● **Exercise description**
The full listing, start to finish: write it out again exactly.

--- Excerpted records ---

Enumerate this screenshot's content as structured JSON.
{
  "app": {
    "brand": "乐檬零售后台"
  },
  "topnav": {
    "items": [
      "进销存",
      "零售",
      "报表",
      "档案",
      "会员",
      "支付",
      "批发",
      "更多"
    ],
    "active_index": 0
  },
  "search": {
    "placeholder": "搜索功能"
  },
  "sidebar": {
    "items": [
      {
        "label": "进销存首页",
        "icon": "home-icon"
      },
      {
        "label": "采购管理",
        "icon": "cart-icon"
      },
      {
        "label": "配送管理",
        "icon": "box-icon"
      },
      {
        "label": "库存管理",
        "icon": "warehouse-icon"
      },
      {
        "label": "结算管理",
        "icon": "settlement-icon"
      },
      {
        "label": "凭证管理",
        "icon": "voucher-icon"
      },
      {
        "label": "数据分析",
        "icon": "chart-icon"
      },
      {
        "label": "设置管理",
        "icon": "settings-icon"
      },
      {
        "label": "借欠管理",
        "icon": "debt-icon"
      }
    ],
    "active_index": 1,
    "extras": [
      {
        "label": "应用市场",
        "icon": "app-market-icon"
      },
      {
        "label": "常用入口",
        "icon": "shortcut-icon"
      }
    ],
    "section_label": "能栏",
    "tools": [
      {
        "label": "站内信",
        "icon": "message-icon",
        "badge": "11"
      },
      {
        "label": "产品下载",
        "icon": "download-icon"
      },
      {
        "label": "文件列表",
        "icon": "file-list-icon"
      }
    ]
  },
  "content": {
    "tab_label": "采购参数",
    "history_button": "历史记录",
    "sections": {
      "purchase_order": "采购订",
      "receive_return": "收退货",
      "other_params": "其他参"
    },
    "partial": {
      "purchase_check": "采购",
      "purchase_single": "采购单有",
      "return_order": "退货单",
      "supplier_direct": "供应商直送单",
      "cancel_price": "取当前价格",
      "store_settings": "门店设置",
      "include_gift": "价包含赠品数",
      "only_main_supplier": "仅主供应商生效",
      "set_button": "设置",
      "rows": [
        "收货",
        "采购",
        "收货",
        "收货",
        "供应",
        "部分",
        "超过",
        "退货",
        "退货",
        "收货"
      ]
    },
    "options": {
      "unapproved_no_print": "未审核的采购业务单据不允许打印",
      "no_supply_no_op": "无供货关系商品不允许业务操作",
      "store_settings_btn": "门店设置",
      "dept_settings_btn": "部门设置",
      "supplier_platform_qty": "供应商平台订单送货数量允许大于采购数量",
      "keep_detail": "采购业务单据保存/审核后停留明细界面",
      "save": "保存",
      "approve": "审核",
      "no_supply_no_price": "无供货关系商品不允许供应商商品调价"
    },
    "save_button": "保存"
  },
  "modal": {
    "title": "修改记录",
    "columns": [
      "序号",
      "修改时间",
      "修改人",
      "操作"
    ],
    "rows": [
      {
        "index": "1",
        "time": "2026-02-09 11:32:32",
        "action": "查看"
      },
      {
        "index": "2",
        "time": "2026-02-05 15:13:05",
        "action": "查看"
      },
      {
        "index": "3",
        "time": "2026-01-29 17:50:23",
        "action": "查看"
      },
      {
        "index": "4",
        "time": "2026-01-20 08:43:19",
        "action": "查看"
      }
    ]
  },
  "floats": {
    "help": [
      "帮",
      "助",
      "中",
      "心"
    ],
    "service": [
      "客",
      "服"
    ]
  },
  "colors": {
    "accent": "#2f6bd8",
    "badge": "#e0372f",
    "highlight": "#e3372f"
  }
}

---

● **Response box**
Enumerate this screenshot's content as structured JSON.
{
  "app": {
    "brand": "乐檬零售后台"
  },
  "topnav": {
    "items": [
      "进销存",
      "零售",
      "报表",
      "档案",
      "会员",
      "支付",
      "批发",
      "更多"
    ],
    "active_index": 0
  },
  "search": {
    "placeholder": "搜索功能"
  },
  "sidebar": {
    "items": [
      {
        "label": "进销存首页",
        "icon": "home-icon"
      },
      {
        "label": "采购管理",
        "icon": "cart-icon"
      },
      {
        "label": "配送管理",
        "icon": "box-icon"
      },
      {
        "label": "库存管理",
        "icon": "warehouse-icon"
      },
      {
        "label": "结算管理",
        "icon": "settlement-icon"
      },
      {
        "label": "凭证管理",
        "icon": "voucher-icon"
      },
      {
        "label": "数据分析",
        "icon": "chart-icon"
      },
      {
        "label": "设置管理",
        "icon": "settings-icon"
      },
      {
        "label": "借欠管理",
        "icon": "debt-icon"
      }
    ],
    "active_index": 1,
    "extras": [
      {
        "label": "应用市场",
        "icon": "app-market-icon"
      },
      {
        "label": "常用入口",
        "icon": "shortcut-icon"
      }
    ],
    "section_label": "能栏",
    "tools": [
      {
        "label": "站内信",
        "icon": "message-icon",
        "badge": "11"
      },
      {
        "label": "产品下载",
        "icon": "download-icon"
      },
      {
        "label": "文件列表",
        "icon": "file-list-icon"
      }
    ]
  },
  "content": {
    "tab_label": "采购参数",
    "history_button": "历史记录",
    "sections": {
      "purchase_order": "采购订",
      "receive_return": "收退货",
      "other_params": "其他参"
    },
    "partial": {
      "purchase_check": "采购",
      "purchase_single": "采购单有",
      "return_order": "退货单",
      "supplier_direct": "供应商直送单",
      "cancel_price": "取当前价格",
      "store_settings": "门店设置",
      "include_gift": "价包含赠品数",
      "only_main_supplier": "仅主供应商生效",
      "set_button": "设置",
      "rows": [
        "收货",
        "采购",
        "收货",
        "收货",
        "供应",
        "部分",
        "超过",
        "退货",
        "退货",
        "收货"
      ]
    },
    "options": {
      "unapproved_no_print": "未审核的采购业务单据不允许打印",
      "no_supply_no_op": "无供货关系商品不允许业务操作",
      "store_settings_btn": "门店设置",
      "dept_settings_btn": "部门设置",
      "supplier_platform_qty": "供应商平台订单送货数量允许大于采购数量",
      "keep_detail": "采购业务单据保存/审核后停留明细界面",
      "save": "保存",
      "approve": "审核",
      "no_supply_no_price": "无供货关系商品不允许供应商商品调价"
    },
    "save_button": "保存"
  },
  "modal": {
    "title": "修改记录",
    "columns": [
      "序号",
      "修改时间",
      "修改人",
      "操作"
    ],
    "rows": [
      {
        "index": "1",
        "time": "2026-02-09 11:32:32",
        "action": "查看"
      },
      {
        "index": "2",
        "time": "2026-02-05 15:13:05",
        "action": "查看"
      },
      {
        "index": "3",
        "time": "2026-01-29 17:50:23",
        "action": "查看"
      },
      {
        "index": "4",
        "time": "2026-01-20 08:43:19",
        "action": "查看"
      }
    ]
  },
  "floats": {
    "help": [
      "帮",
      "助",
      "中",
      "心"
    ],
    "service": [
      "客",
      "服"
    ]
  },
  "colors": {
    "accent": "#2f6bd8",
    "badge": "#e0372f",
    "highlight": "#e3372f"
  }
}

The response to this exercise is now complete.